Go through the records and count the lines where the string "Call" occurs. Reply with the number only.

== Segment start ==

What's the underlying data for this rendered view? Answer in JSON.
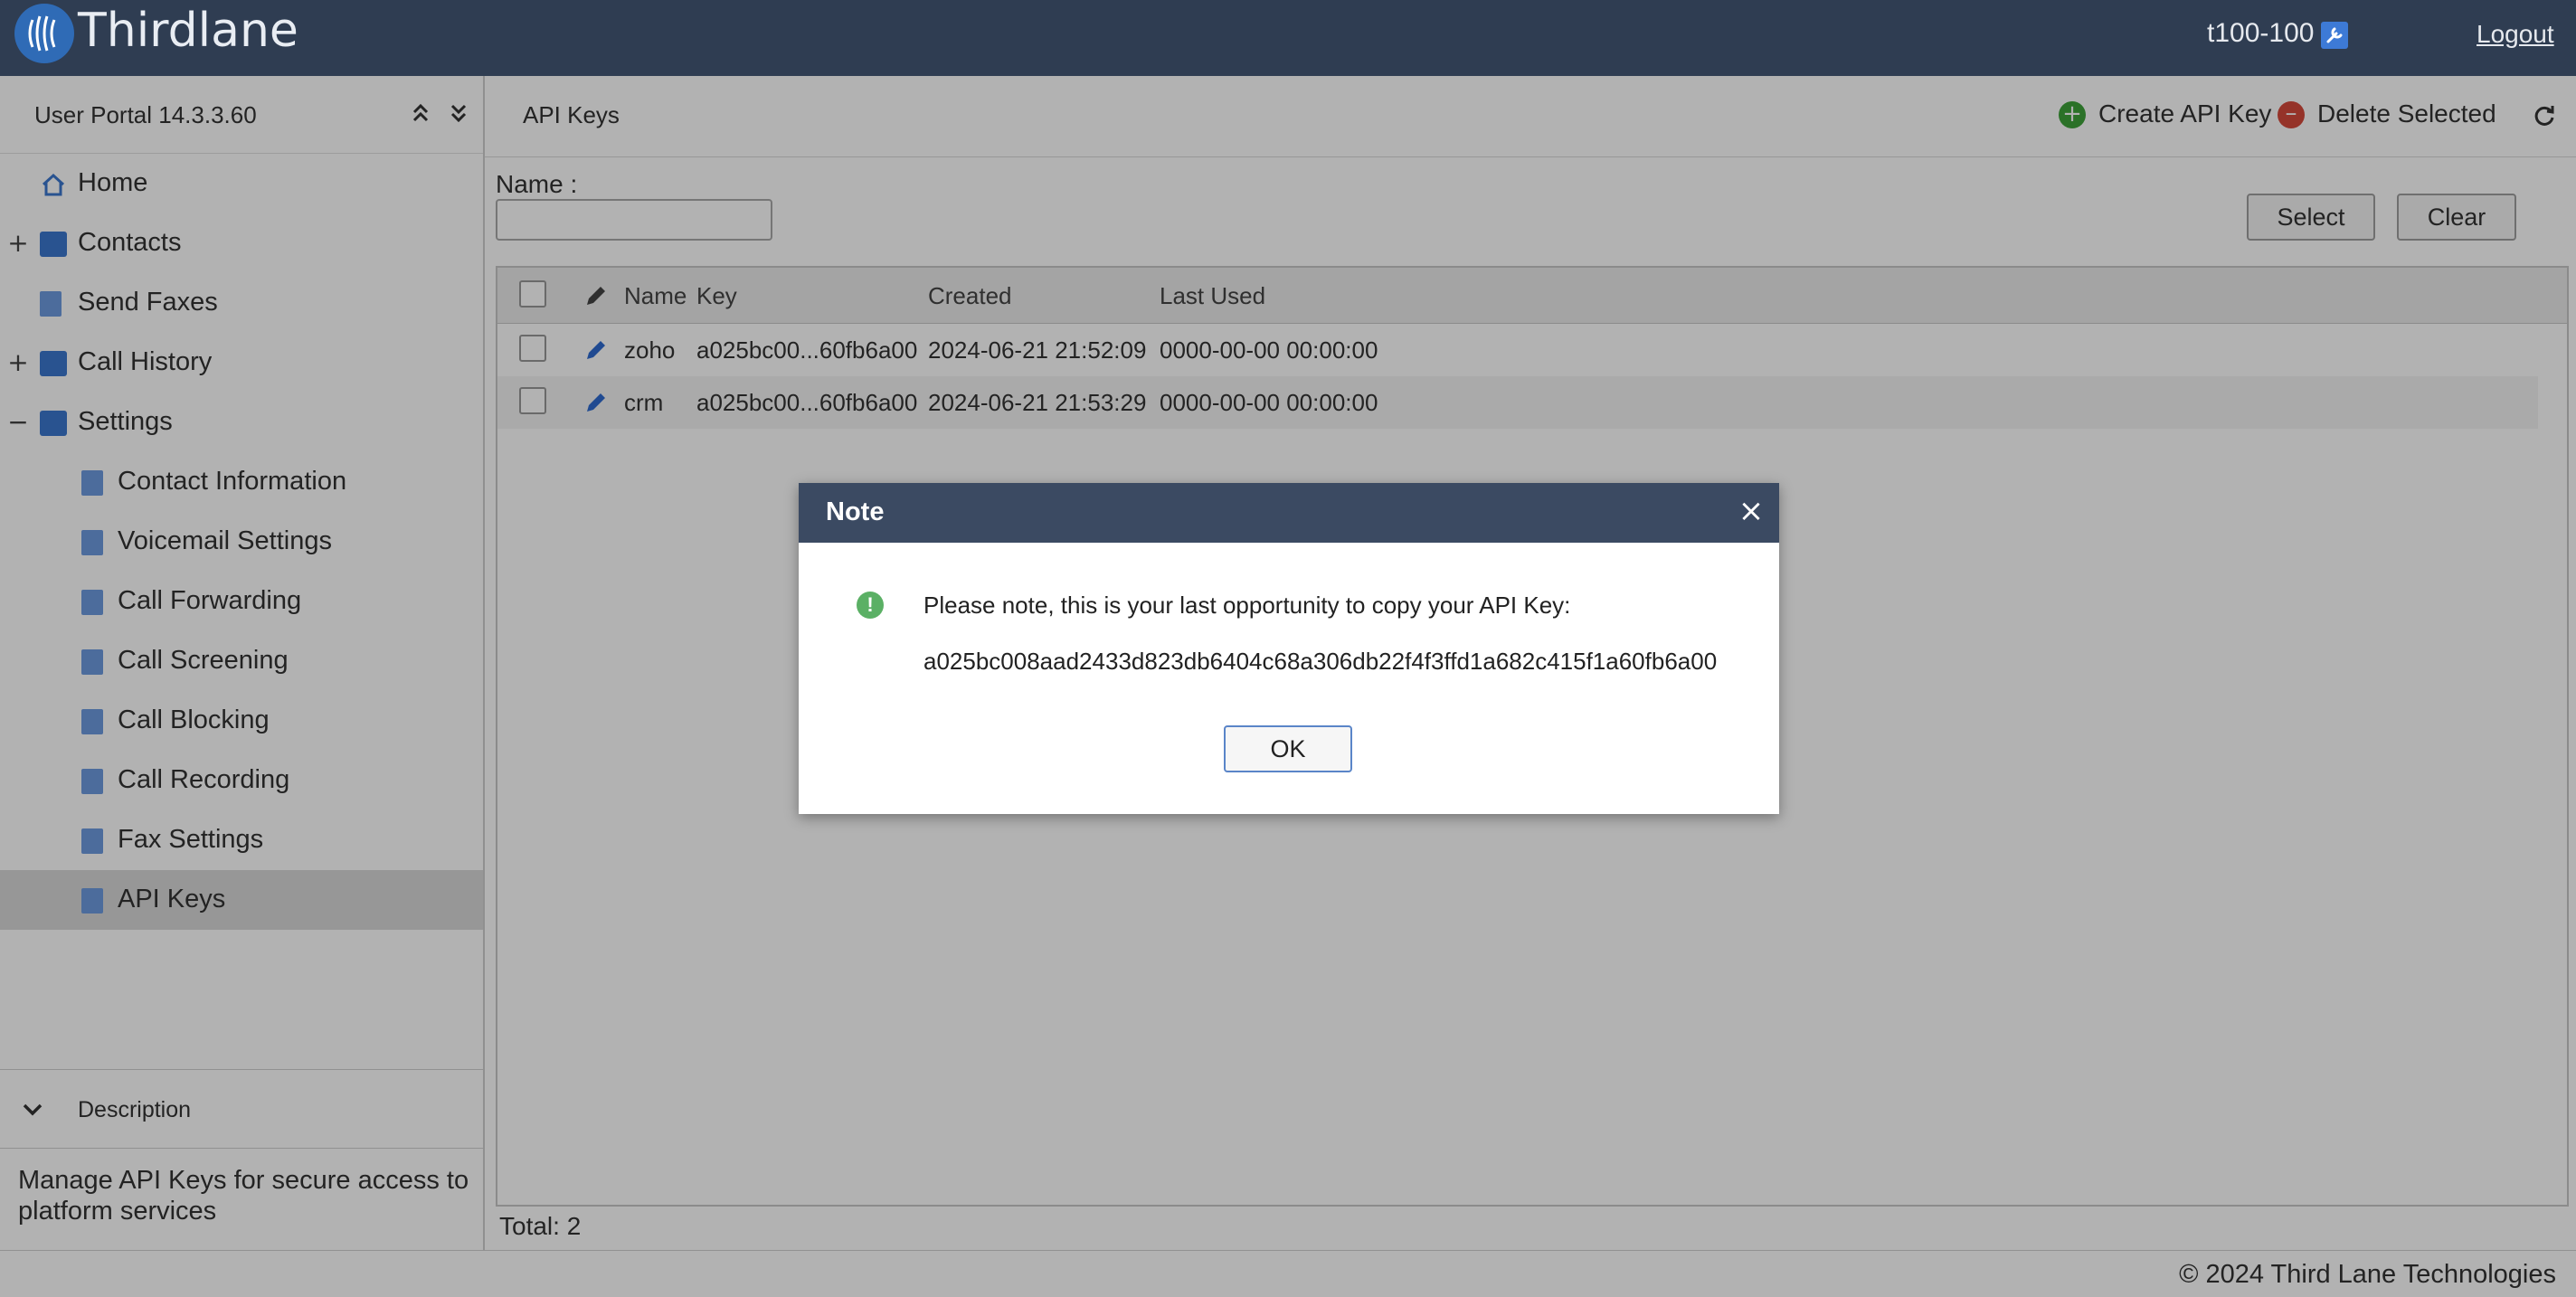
{
  "header": {
    "brand": "Thirdlane",
    "user": "t100-100",
    "logout_label": "Logout"
  },
  "sidebar": {
    "portal_version": "User Portal 14.3.3.60",
    "items": [
      {
        "label": "Home",
        "icon": "home-icon",
        "level": 0
      },
      {
        "label": "Contacts",
        "icon": "folder-icon",
        "level": 0,
        "expander": "+"
      },
      {
        "label": "Send Faxes",
        "icon": "document-icon",
        "level": 0
      },
      {
        "label": "Call History",
        "icon": "folder-icon",
        "level": 0,
        "expander": "+"
      },
      {
        "label": "Settings",
        "icon": "folder-icon",
        "level": 0,
        "expander": "−"
      },
      {
        "label": "Contact Information",
        "icon": "document-icon",
        "level": 1
      },
      {
        "label": "Voicemail Settings",
        "icon": "document-icon",
        "level": 1
      },
      {
        "label": "Call Forwarding",
        "icon": "document-icon",
        "level": 1
      },
      {
        "label": "Call Screening",
        "icon": "document-icon",
        "level": 1
      },
      {
        "label": "Call Blocking",
        "icon": "document-icon",
        "level": 1
      },
      {
        "label": "Call Recording",
        "icon": "document-icon",
        "level": 1
      },
      {
        "label": "Fax Settings",
        "icon": "document-icon",
        "level": 1
      },
      {
        "label": "API Keys",
        "icon": "document-icon",
        "level": 1,
        "selected": true
      }
    ],
    "description_label": "Description",
    "description_text": "Manage API Keys for secure access to platform services"
  },
  "main": {
    "title": "API Keys",
    "create_label": "Create API Key",
    "delete_label": "Delete Selected",
    "filter": {
      "name_label": "Name :",
      "name_value": "",
      "select_label": "Select",
      "clear_label": "Clear"
    },
    "table": {
      "columns": [
        "Name",
        "Key",
        "Created",
        "Last Used"
      ],
      "rows": [
        {
          "name": "zoho",
          "key": "a025bc00...60fb6a00",
          "created": "2024-06-21 21:52:09",
          "last_used": "0000-00-00 00:00:00"
        },
        {
          "name": "crm",
          "key": "a025bc00...60fb6a00",
          "created": "2024-06-21 21:53:29",
          "last_used": "0000-00-00 00:00:00"
        }
      ]
    },
    "total": "Total: 2"
  },
  "footer": {
    "copyright": "© 2024 Third Lane Technologies"
  },
  "dialog": {
    "title": "Note",
    "close_glyph": "×",
    "info_glyph": "!",
    "message": "Please note, this is your last opportunity to copy your API Key:",
    "api_key": "a025bc008aad2433d823db6404c68a306db22f4f3ffd1a682c415f1a60fb6a00",
    "ok_label": "OK"
  },
  "colors": {
    "topbar": "#2f3d52",
    "dialog_header": "#3b4a62",
    "create_icon": "#3ea33a",
    "delete_icon": "#d64a3b",
    "info_icon": "#5bb065",
    "folder_icon": "#3b78cf"
  }
}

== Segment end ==

** ANSWER BELOW **
5